In brief

  • PayPal is introducing a feature for buying and selling crypto.
  • The price of Bitcoin shot up at the news, with speculation that mass adoption is around the corner.
  • However, PayPal is stripping several salient Bitcoin features from its product.

News broke this morning that PayPal, the company that kickstarted the online money transfer industry, will start allowing users to buy Bitcoin via its app and website.

Some have hailed the move as a decisive moment for Bitcoin adoption and cryptocurrency markets have responded favorably, with the price of BTC briefly hitting $13,000 today. But others think PayPal's forthcoming feature is a bad look for the world’s largest cryptocurrency, primarily because of what it lacks.

PayPal’s new feature will allow users in the United States to buy, sell, and hold Bitcoin, Bitcoin Cash, Ethereum, and Litecoin on its platform. 

But there are a few things missing—for starters, private keys. While that’s something exchange users may not scoff at, they may be more troubled that “the crypto in your account cannot be transferred to other accounts on or off PayPal.” Which is something you would expect from an asset you supposedly own.

Blockstream CEO Adam Back and Kraken's Dan Held pointed out that PayPal could follow the lead of other platforms, such as eToro, and add withdrawal features after the fact.

However, for the moment PayPal's proposal is like Bitcoin without the Bitcoin.

Thus, according to Casa CTO Jameson Lopp, it’s not really crypto that PayPal is making available, but IOUs. In other words, and say it with me, not your keys, not your coins.

SatoshiLabs, the creator of the Trezor hardware wallet, wasted no time telling people not to use PayPal for Bitcoin (which would, of course, cut into their core offering).

“When a household brand like PayPal starts selling Bitcoin, it’s probably not because they want to spur healthy adoption,” it said in a blog post.

It continued: “The only reasons to own Bitcoin which cannot be used would be to invest for the long term, which is incredibly reckless to do when your funds are held by a third party, or speculate on its price, which again, would be introducing the masses to financial mechanisms they do not understand.”
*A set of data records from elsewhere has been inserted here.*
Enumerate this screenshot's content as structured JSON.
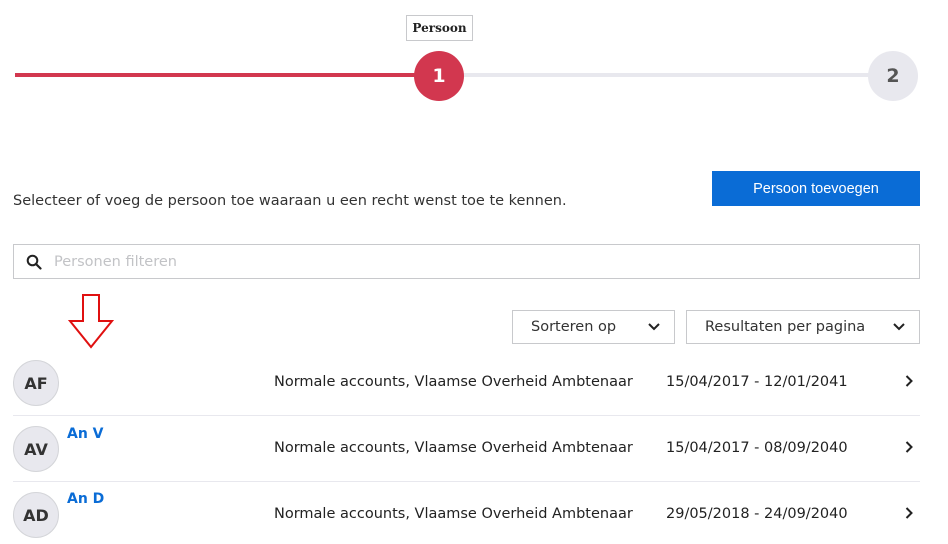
{
  "stepper": {
    "tooltip": "Persoon",
    "steps": [
      {
        "label": "1",
        "state": "active"
      },
      {
        "label": "2",
        "state": "todo"
      }
    ],
    "active_color": "#d2374f",
    "inactive_color": "#e8e8ee"
  },
  "intro_text": "Selecteer of voeg de persoon toe waaraan u een recht wenst toe te kennen.",
  "add_button": {
    "label": "Persoon toevoegen",
    "color": "#0a6cd6"
  },
  "search": {
    "placeholder": "Personen filteren",
    "value": "",
    "icon": "search-icon"
  },
  "sort_dropdown": {
    "label": "Sorteren op",
    "icon": "chevron-down-icon"
  },
  "results_dropdown": {
    "label": "Resultaten per pagina",
    "icon": "chevron-down-icon"
  },
  "rows": [
    {
      "initials": "AF",
      "name": "",
      "account_type": "Normale accounts, Vlaamse Overheid Ambtenaar",
      "period": "15/04/2017 - 12/01/2041"
    },
    {
      "initials": "AV",
      "name": "An V",
      "account_type": "Normale accounts, Vlaamse Overheid Ambtenaar",
      "period": "15/04/2017 - 08/09/2040"
    },
    {
      "initials": "AD",
      "name": "An D",
      "account_type": "Normale accounts, Vlaamse Overheid Ambtenaar",
      "period": "29/05/2018 - 24/09/2040"
    }
  ]
}
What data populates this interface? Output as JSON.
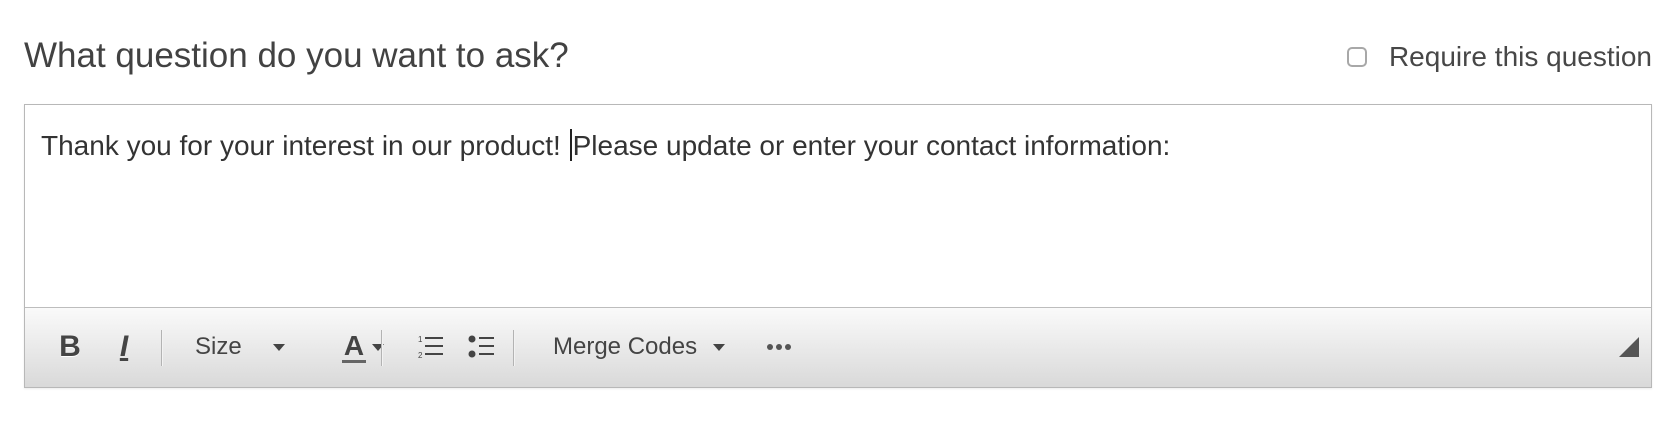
{
  "question": {
    "heading": "What question do you want to ask?",
    "require_label": "Require this question",
    "require_checked": false
  },
  "editor": {
    "text_before_cursor": "Thank you for your interest in our product! ",
    "text_after_cursor": "Please update or enter your contact information:",
    "toolbar": {
      "bold_label": "B",
      "italic_label": "I",
      "size_label": "Size",
      "color_label": "A",
      "merge_codes_label": "Merge Codes",
      "ordered_list_icon": "ordered-list-icon",
      "unordered_list_icon": "unordered-list-icon",
      "more_icon": "more-icon"
    }
  }
}
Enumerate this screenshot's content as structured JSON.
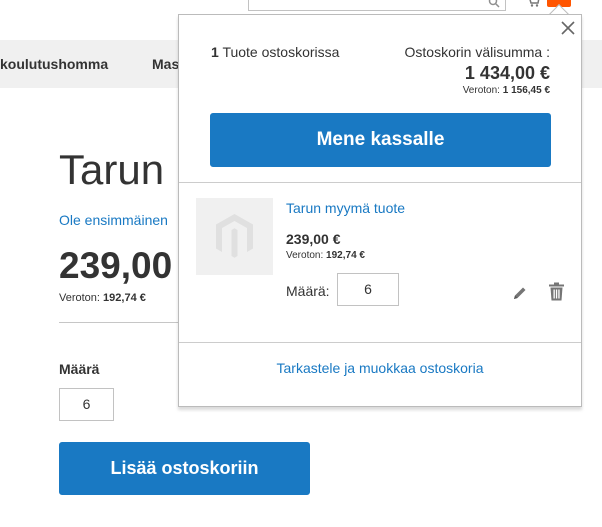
{
  "nav": {
    "items": [
      "koulutushomma",
      "Mas"
    ]
  },
  "product": {
    "title": "Tarun m",
    "review_link": "Ole ensimmäinen",
    "price": "239,00",
    "excl_label": "Veroton:",
    "excl_value": "192,74 €",
    "qty_label": "Määrä",
    "qty_value": "6",
    "add_to_cart_label": "Lisää ostoskoriin"
  },
  "minicart": {
    "items_count_number": "1",
    "items_count_text": "Tuote ostoskorissa",
    "subtotal_label": "Ostoskorin välisumma :",
    "subtotal_amount": "1 434,00 €",
    "subtotal_excl_label": "Veroton:",
    "subtotal_excl_value": "1 156,45 €",
    "checkout_label": "Mene kassalle",
    "item": {
      "name": "Tarun myymä tuote",
      "price": "239,00 €",
      "excl_label": "Veroton:",
      "excl_value": "192,74 €",
      "qty_label": "Määrä:",
      "qty_value": "6"
    },
    "view_cart_label": "Tarkastele ja muokkaa ostoskoria"
  },
  "colors": {
    "accent": "#1979c3",
    "badge": "#ff5501",
    "nav_bg": "#f0f0f0"
  },
  "icons": {
    "close": "close-icon",
    "edit": "pencil-icon",
    "delete": "trash-icon",
    "search": "search-icon",
    "cart": "cart-icon",
    "placeholder": "magento-logo-icon"
  }
}
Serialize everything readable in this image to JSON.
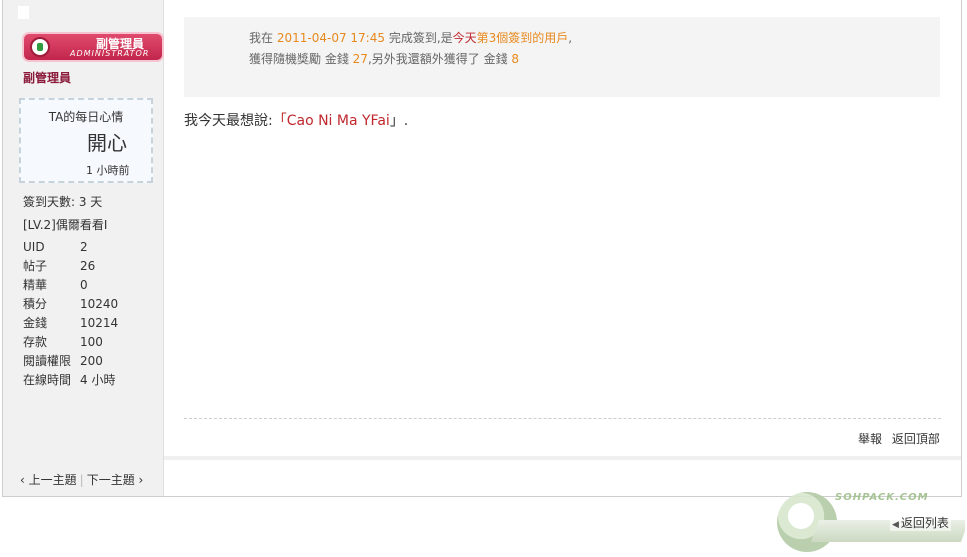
{
  "author": {
    "badge_title": "副管理員",
    "badge_subtitle": "ADMINISTRATOR",
    "group_name": "副管理員",
    "mood": {
      "label": "TA的每日心情",
      "value": "開心",
      "time": "1 小時前"
    },
    "checkin_days": "簽到天數: 3 天",
    "level": "[LV.2]偶爾看看I",
    "stats": [
      {
        "key": "UID",
        "value": "2"
      },
      {
        "key": "帖子",
        "value": "26"
      },
      {
        "key": "精華",
        "value": "0"
      },
      {
        "key": "積分",
        "value": "10240"
      },
      {
        "key": "金錢",
        "value": "10214"
      },
      {
        "key": "存款",
        "value": "100"
      },
      {
        "key": "閱讀權限",
        "value": "200"
      },
      {
        "key": "在線時間",
        "value": "4 小時"
      }
    ]
  },
  "thread_nav": {
    "prev": "上一主題",
    "next": "下一主題"
  },
  "notice": {
    "p1": "我在",
    "datetime": "2011-04-07 17:45",
    "p2": "完成簽到,是",
    "today": "今天",
    "rank": "第3個簽到的用戶",
    "p3": ",獲得隨機獎勵 金錢",
    "reward": "27",
    "p4": ",另外我還額外獲得了 金錢",
    "extra": "8"
  },
  "message": {
    "prefix": "我今天最想說:",
    "open_quote": "「",
    "quote": "Cao Ni Ma YFai",
    "close_quote": "」."
  },
  "post_actions": {
    "report": "舉報",
    "back_to_top": "返回頂部"
  },
  "footer": {
    "watermark_text": "SOHPACK.COM",
    "back_to_list": "返回列表"
  },
  "colors": {
    "badge": "#c2254b",
    "highlight": "#e8891e",
    "quote": "#c0282d"
  }
}
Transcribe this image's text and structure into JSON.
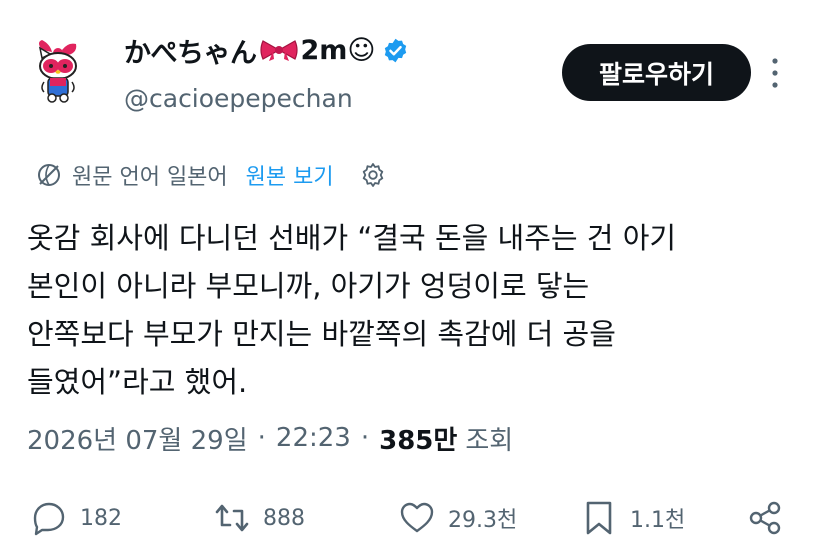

Ripple CEO Brad Garlinghouse admitted it was “great to see a payment pioneer leaning in,” but noted it was “disappointing [that] some fundamental tenets/benefits of crypto are spurned.” He then pivoted to a common refrain at Ripple, speculating that PayPal is remaining cautious because of crypto’s regulatory uncertainty within the US. (Ripple execs have publicly stated they are considering relocating the company outside the US.)

If Garlinghouse is right, then one might reasonably expect PayPal’s cryptocurrency features to evolve and expand, as Back and Held apparently do. Indeed, next year, PayPal plans to allow users to actually use Bitcoin for payments, though merchants will receive dollars rather than BTC.

Regardless, these battle lines have been drawn before, and they’ll continue to divide cryptocurrency users. However, the question is: When more giants like PayPal get into the game (and perhaps drive the price up), how many people will stand with the cypherpunks on the other side?